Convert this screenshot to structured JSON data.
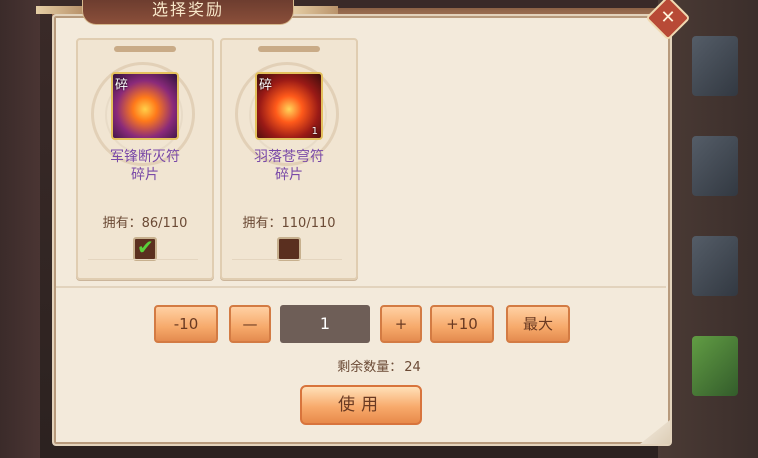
{
  "dialog": {
    "title": "选择奖励",
    "close_label": "✕"
  },
  "cards": [
    {
      "name": "军锋断灭符碎片",
      "name_line1": "军锋断灭符",
      "name_line2": "碎片",
      "frag_badge": "碎",
      "owned_label": "拥有：",
      "owned_value": "86/110",
      "checked": true
    },
    {
      "name": "羽落苍穹符碎片",
      "name_line1": "羽落苍穹符",
      "name_line2": "碎片",
      "frag_badge": "碎",
      "count_badge": "1",
      "owned_label": "拥有：",
      "owned_value": "110/110",
      "checked": false
    }
  ],
  "quantity": {
    "minus10_label": "-10",
    "minus1_label": "—",
    "value": "1",
    "plus1_label": "+",
    "plus10_label": "+10",
    "max_label": "最大"
  },
  "remaining": {
    "label": "剩余数量：",
    "value": "24"
  },
  "use_button_label": "使用",
  "colors": {
    "card_name": "#7a4aa8",
    "button_orange": "#f6a96a",
    "checkbox_fill": "#5a2f1f",
    "check_green": "#5ad03a"
  }
}
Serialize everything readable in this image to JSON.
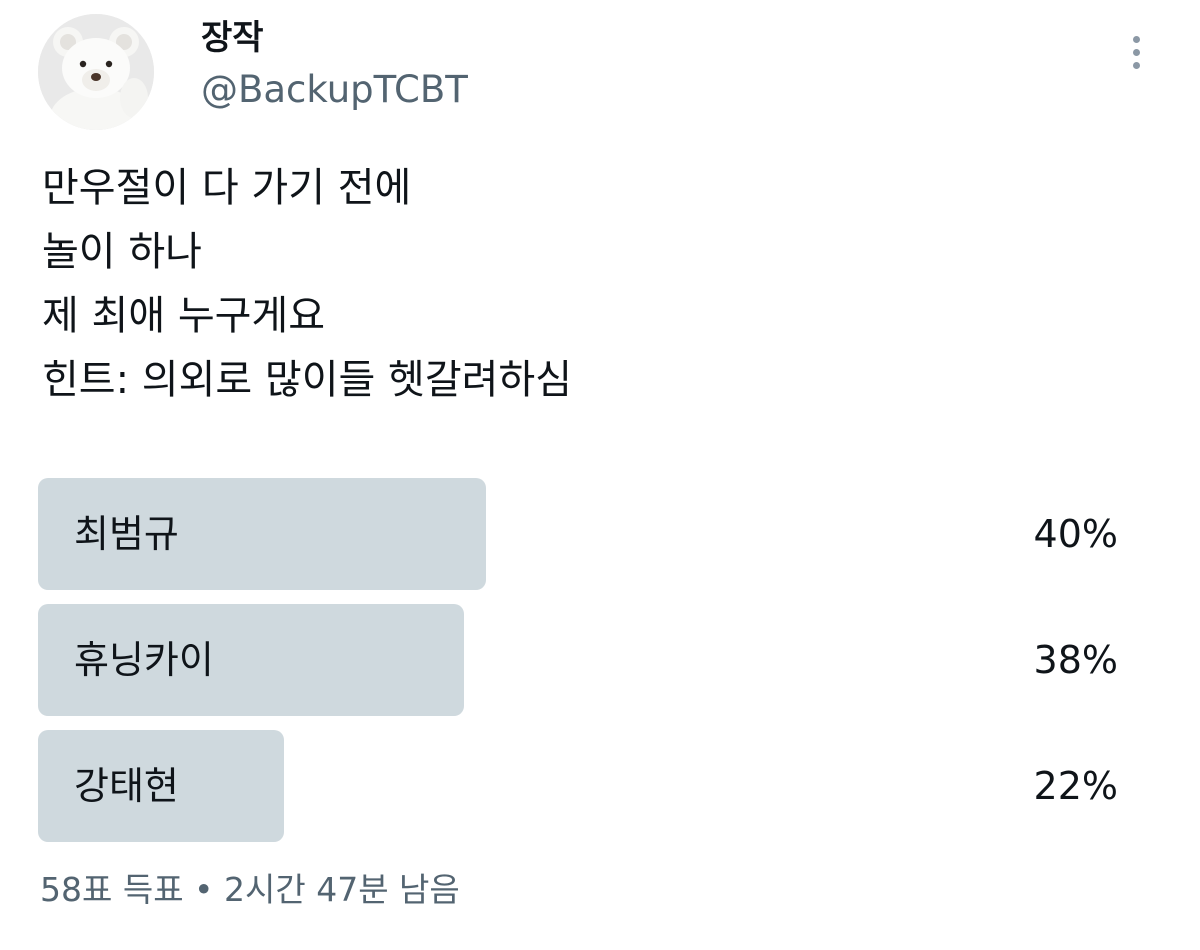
{
  "author": {
    "display_name": "장작",
    "handle": "@BackupTCBT",
    "avatar_icon": "white-teddy-bear-avatar"
  },
  "more_icon": "vertical-ellipsis-icon",
  "tweet": {
    "lines": [
      "만우절이 다 가기 전에",
      "놀이 하나",
      "제 최애 누구게요",
      "힌트: 의외로 많이들 헷갈려하심"
    ]
  },
  "poll": {
    "options": [
      {
        "label": "최범규",
        "percent_text": "40%",
        "percent": 40
      },
      {
        "label": "휴닝카이",
        "percent_text": "38%",
        "percent": 38
      },
      {
        "label": "강태현",
        "percent_text": "22%",
        "percent": 22
      }
    ],
    "meta": "58표 득표 • 2시간 47분 남음"
  },
  "colors": {
    "bar": "#cfd9de",
    "secondary_text": "#536471",
    "primary_text": "#0f1419"
  }
}
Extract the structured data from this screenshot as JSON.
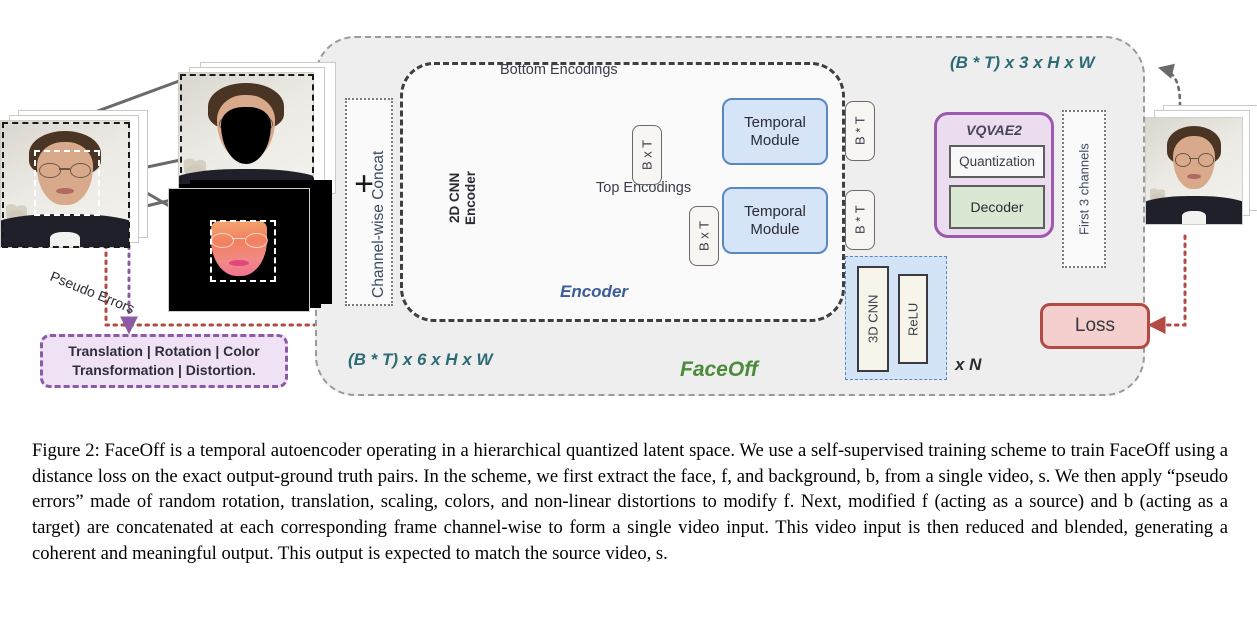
{
  "figure": {
    "panels": {
      "faceoff_label": "FaceOff",
      "encoder_label": "Encoder",
      "input_dim_label": "(B * T) x 6 x H x W",
      "output_dim_label": "(B * T) x 3 x H x W"
    },
    "concat": {
      "label": "Channel-wise Concat",
      "operator": "+"
    },
    "encoder": {
      "cnn_label_line1": "2D CNN",
      "cnn_label_line2": "Encoder",
      "bottom_encodings_label": "Bottom Encodings",
      "top_encodings_label": "Top Encodings",
      "bottom_tag": "B x T",
      "top_tag": "B x T"
    },
    "temporal_modules": [
      {
        "line1": "Temporal",
        "line2": "Module",
        "tag": "B * T"
      },
      {
        "line1": "Temporal",
        "line2": "Module",
        "tag": "B * T"
      }
    ],
    "residual_block": {
      "cell_1": "3D CNN",
      "cell_2": "ReLU",
      "repeat_label": "x N"
    },
    "vqvae": {
      "title": "VQVAE2",
      "quantization_label": "Quantization",
      "decoder_label": "Decoder"
    },
    "first_channels_label": "First 3 channels",
    "loss_label": "Loss",
    "pseudo_errors_label": "Pseudo Errors",
    "pseudo_errors_box_line1": "Translation | Rotation | Color",
    "pseudo_errors_box_line2": "Transformation | Distortion.",
    "colors": {
      "panel_bg": "#eeeeee",
      "encoder_bg": "#fafafa",
      "dim_text": "#2c6b75",
      "faceoff_text": "#4b8b3b",
      "encoder_text": "#3a5c9a",
      "temporal_fill": "#d6e4f7",
      "temporal_stroke": "#5b86c4",
      "bottom_cube": "#c3cfe8",
      "top_cube": "#c9dcc0",
      "vqvae_fill": "#ecdcef",
      "vqvae_stroke": "#9c59ad",
      "decoder_fill": "#d9e8d2",
      "loss_fill": "#f4cfcd",
      "loss_stroke": "#b44a44",
      "pseudo_fill": "#efe2f4",
      "pseudo_stroke": "#8b5ba8",
      "loss_arrow": "#b44a44",
      "pseudo_arrow": "#8b5ba8"
    }
  },
  "caption": {
    "number": "Figure 2:",
    "text": " FaceOff is a temporal autoencoder operating in a hierarchical quantized latent space. We use a self-supervised training scheme to train FaceOff using a distance loss on the exact output-ground truth pairs. In the scheme, we first extract the face, f, and background, b, from a single video, s. We then apply “pseudo errors” made of random rotation, translation, scaling, colors, and non-linear distortions to modify f. Next, modified f (acting as a source) and b (acting as a target) are concatenated at each corresponding frame channel-wise to form a single video input. This video input is then reduced and blended, generating a coherent and meaningful output. This output is expected to match the source video, s."
  }
}
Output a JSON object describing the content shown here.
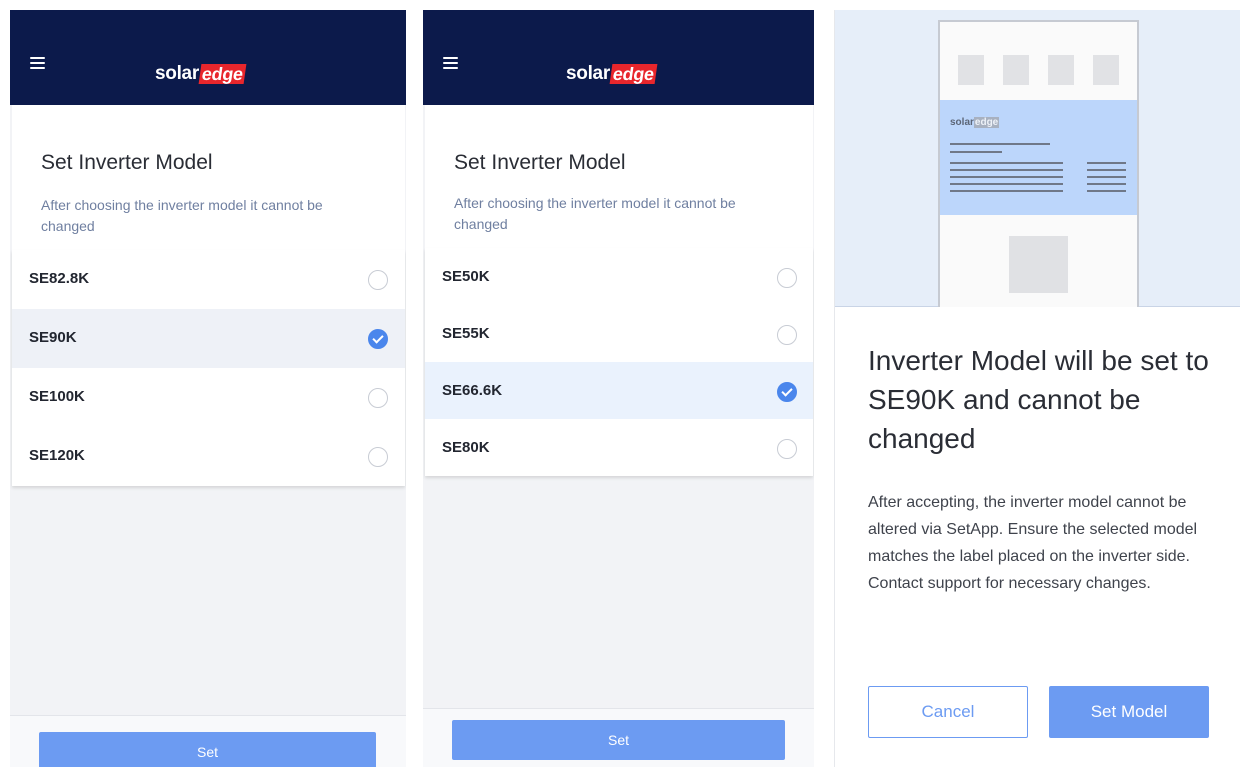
{
  "brand": {
    "word": "solar",
    "accent": "edge",
    "accent_color": "#e8262c",
    "header_color": "#0c1a4b"
  },
  "icons": {
    "menu": "hamburger-menu-icon",
    "check": "check-icon"
  },
  "screen1": {
    "title": "Set Inverter Model",
    "subtitle": "After choosing the inverter model it cannot be changed",
    "options": [
      {
        "label": "SE82.8K",
        "selected": false
      },
      {
        "label": "SE90K",
        "selected": true
      },
      {
        "label": "SE100K",
        "selected": false
      },
      {
        "label": "SE120K",
        "selected": false
      }
    ],
    "button_label": "Set"
  },
  "screen2": {
    "title": "Set Inverter Model",
    "subtitle": "After choosing the inverter model it cannot be changed",
    "options": [
      {
        "label": "SE50K",
        "selected": false
      },
      {
        "label": "SE55K",
        "selected": false
      },
      {
        "label": "SE66.6K",
        "selected": true
      },
      {
        "label": "SE80K",
        "selected": false
      }
    ],
    "button_label": "Set"
  },
  "dialog": {
    "illustration_logo_word": "solar",
    "illustration_logo_accent": "edge",
    "title": "Inverter Model will be set to SE90K and cannot be changed",
    "body": "After accepting, the inverter model cannot be altered via SetApp. Ensure the selected model matches the label placed on the inverter side. Contact support for necessary changes.",
    "cancel_label": "Cancel",
    "confirm_label": "Set Model",
    "accent_color": "#6c9bf2"
  }
}
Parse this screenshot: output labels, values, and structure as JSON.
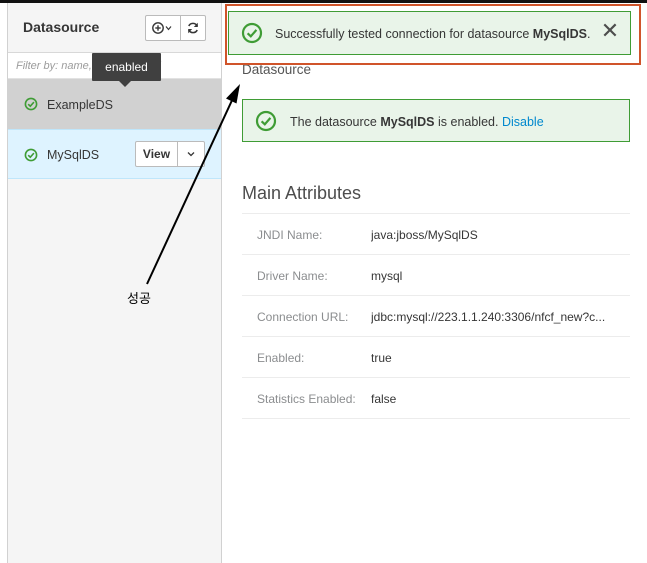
{
  "left_panel": {
    "title": "Datasource",
    "filter_placeholder": "Filter by: name, enabled, depl",
    "tooltip": "enabled",
    "items": [
      {
        "label": "ExampleDS",
        "status_icon": "check-circle-icon"
      },
      {
        "label": "MySqlDS",
        "status_icon": "check-circle-icon",
        "view_label": "View"
      }
    ],
    "icons": [
      "add-circle-icon",
      "chevron-down-icon",
      "refresh-icon"
    ]
  },
  "toast": {
    "prefix": "Successfully tested connection for datasource ",
    "name": "MySqlDS",
    "suffix": ".",
    "close": "✕"
  },
  "main": {
    "breadcrumb": "Datasource",
    "alert": {
      "prefix": "The datasource ",
      "name": "MySqlDS",
      "middle": " is enabled. ",
      "link": "Disable"
    },
    "section_title": "Main Attributes",
    "attributes": [
      {
        "key": "JNDI Name:",
        "value": "java:jboss/MySqlDS"
      },
      {
        "key": "Driver Name:",
        "value": "mysql"
      },
      {
        "key": "Connection URL:",
        "value": "jdbc:mysql://223.1.1.240:3306/nfcf_new?c..."
      },
      {
        "key": "Enabled:",
        "value": "true"
      },
      {
        "key": "Statistics Enabled:",
        "value": "false"
      }
    ]
  },
  "annotation": {
    "label": "성공"
  },
  "colors": {
    "success_green": "#3f9c35",
    "success_bg": "#e9f4e9",
    "highlight_frame": "#d0542a",
    "selected_row": "#def3ff",
    "link": "#0088ce"
  }
}
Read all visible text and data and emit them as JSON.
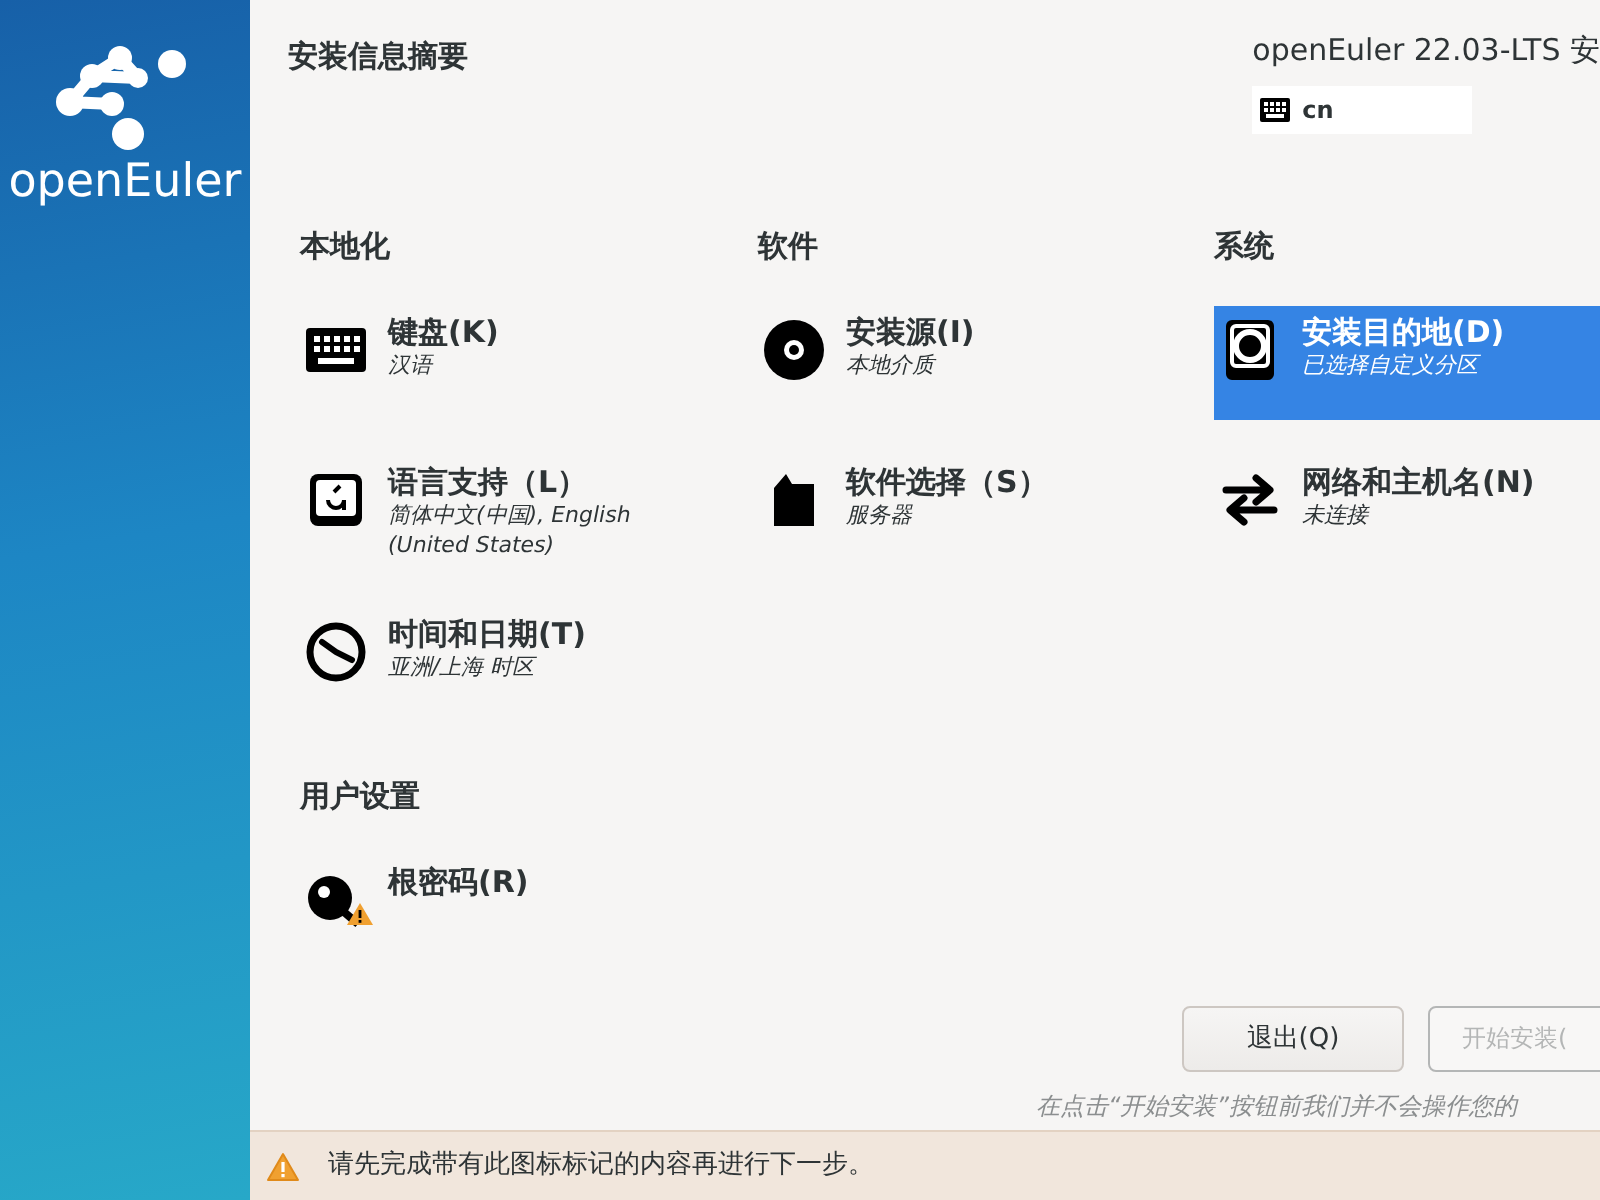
{
  "sidebar": {
    "logo_text": "openEuler"
  },
  "header": {
    "title": "安装信息摘要",
    "product": "openEuler 22.03-LTS 安",
    "keyboard_layout": "cn"
  },
  "categories": [
    {
      "title": "本地化",
      "spokes": [
        {
          "kind": "keyboard",
          "title": "键盘(K)",
          "status": "汉语",
          "selected": false,
          "warning": false
        },
        {
          "kind": "language",
          "title": "语言支持（L）",
          "status": "简体中文(中国), English (United States)",
          "selected": false,
          "warning": false
        },
        {
          "kind": "clock",
          "title": "时间和日期(T)",
          "status": "亚洲/上海 时区",
          "selected": false,
          "warning": false
        }
      ]
    },
    {
      "title": "软件",
      "spokes": [
        {
          "kind": "disc",
          "title": "安装源(I)",
          "status": "本地介质",
          "selected": false,
          "warning": false
        },
        {
          "kind": "package",
          "title": "软件选择（S）",
          "status": "服务器",
          "selected": false,
          "warning": false
        }
      ]
    },
    {
      "title": "系统",
      "spokes": [
        {
          "kind": "disk",
          "title": "安装目的地(D)",
          "status": "已选择自定义分区",
          "selected": true,
          "warning": false
        },
        {
          "kind": "network",
          "title": "网络和主机名(N)",
          "status": "未连接",
          "selected": false,
          "warning": false
        }
      ]
    },
    {
      "title": "用户设置",
      "spokes": [
        {
          "kind": "key",
          "title": "根密码(R)",
          "selected": false,
          "warning": true
        }
      ]
    }
  ],
  "buttons": [
    {
      "label": "退出(Q)",
      "disabled": false
    },
    {
      "label": "开始安装(",
      "disabled": true
    }
  ],
  "hint": "在点击“开始安装”按钮前我们并不会操作您的",
  "warning_bar": {
    "text": "请先完成带有此图标标记的内容再进行下一步。"
  }
}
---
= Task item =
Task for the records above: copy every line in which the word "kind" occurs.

= Answer to this task =
          "kind": "keyboard",
          "kind": "language",
          "kind": "clock",
          "kind": "disc",
          "kind": "package",
          "kind": "disk",
          "kind": "network",
          "kind": "key",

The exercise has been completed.